#### ABOUT THIS TASK
Could you give back every record below exactly, leaving out the pictures?

Dataset excerpts

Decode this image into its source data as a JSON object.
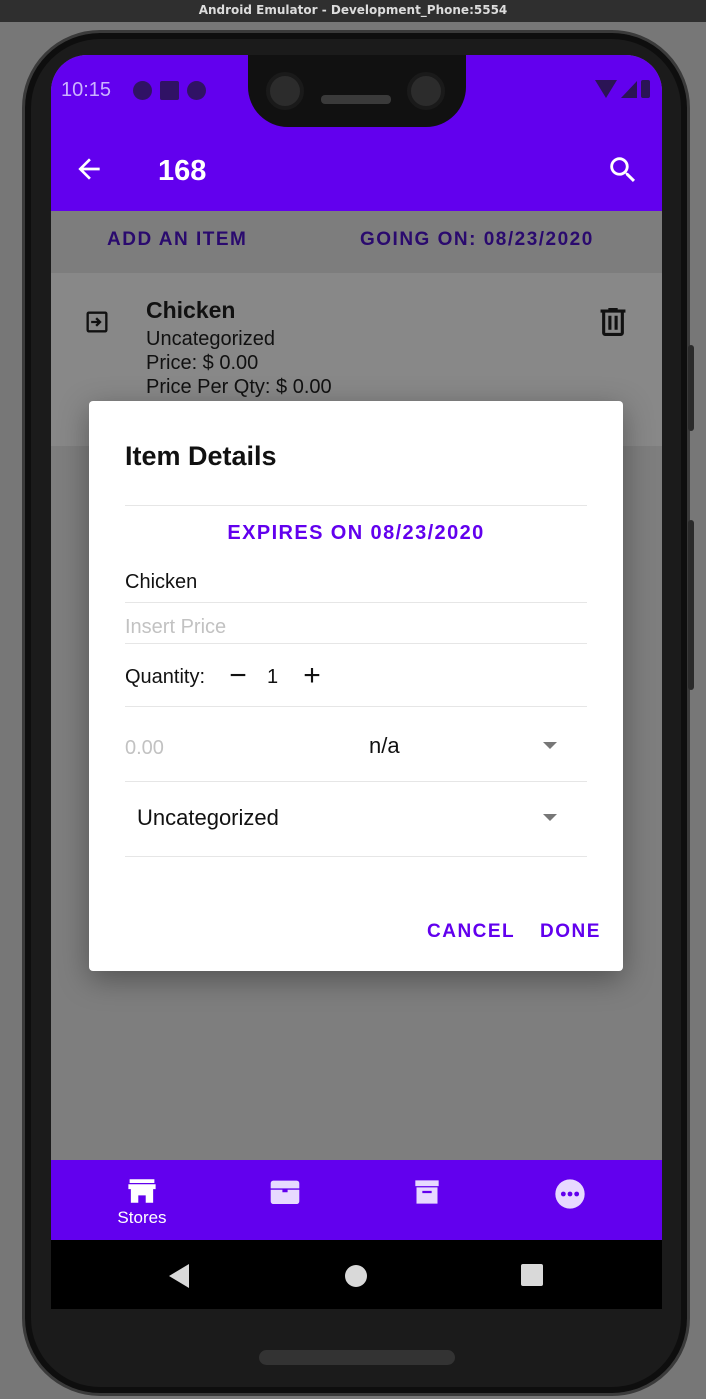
{
  "window": {
    "title": "Android Emulator - Development_Phone:5554"
  },
  "status_bar": {
    "time": "10:15"
  },
  "app_bar": {
    "title": "168",
    "back_icon": "arrow-back-icon",
    "search_icon": "search-icon"
  },
  "actions": {
    "add_item": "ADD AN ITEM",
    "going_on": "GOING ON: 08/23/2020"
  },
  "list": {
    "items": [
      {
        "title": "Chicken",
        "category": "Uncategorized",
        "price": "Price: $ 0.00",
        "price_per_qty": "Price Per Qty: $ 0.00"
      }
    ]
  },
  "dialog": {
    "title": "Item Details",
    "expires": "EXPIRES ON 08/23/2020",
    "name": "Chicken",
    "price_placeholder": "Insert Price",
    "quantity_label": "Quantity:",
    "quantity_minus": "−",
    "quantity_value": "1",
    "quantity_plus": "+",
    "unit_price_placeholder": "0.00",
    "unit_selected": "n/a",
    "category_selected": "Uncategorized",
    "cancel": "CANCEL",
    "done": "DONE"
  },
  "bottom_nav": {
    "items": [
      {
        "label": "Stores",
        "icon": "store-icon"
      },
      {
        "label": "",
        "icon": "inventory-chest-icon"
      },
      {
        "label": "",
        "icon": "archive-icon"
      },
      {
        "label": "",
        "icon": "more-horizontal-icon"
      }
    ]
  },
  "colors": {
    "primary": "#6200ee",
    "surface": "#ffffff",
    "scrim": "#7e7e7e"
  }
}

#### SOLUTION TO THIS EXERCISE
Decode this image into its source data as a JSON object.
{
  "window": {
    "title": "Android Emulator - Development_Phone:5554"
  },
  "status_bar": {
    "time": "10:15"
  },
  "app_bar": {
    "title": "168",
    "back_icon": "arrow-back-icon",
    "search_icon": "search-icon"
  },
  "actions": {
    "add_item": "ADD AN ITEM",
    "going_on": "GOING ON: 08/23/2020"
  },
  "list": {
    "items": [
      {
        "title": "Chicken",
        "category": "Uncategorized",
        "price": "Price: $ 0.00",
        "price_per_qty": "Price Per Qty: $ 0.00"
      }
    ]
  },
  "dialog": {
    "title": "Item Details",
    "expires": "EXPIRES ON 08/23/2020",
    "name": "Chicken",
    "price_placeholder": "Insert Price",
    "quantity_label": "Quantity:",
    "quantity_minus": "−",
    "quantity_value": "1",
    "quantity_plus": "+",
    "unit_price_placeholder": "0.00",
    "unit_selected": "n/a",
    "category_selected": "Uncategorized",
    "cancel": "CANCEL",
    "done": "DONE"
  },
  "bottom_nav": {
    "items": [
      {
        "label": "Stores",
        "icon": "store-icon"
      },
      {
        "label": "",
        "icon": "inventory-chest-icon"
      },
      {
        "label": "",
        "icon": "archive-icon"
      },
      {
        "label": "",
        "icon": "more-horizontal-icon"
      }
    ]
  },
  "colors": {
    "primary": "#6200ee",
    "surface": "#ffffff",
    "scrim": "#7e7e7e"
  }
}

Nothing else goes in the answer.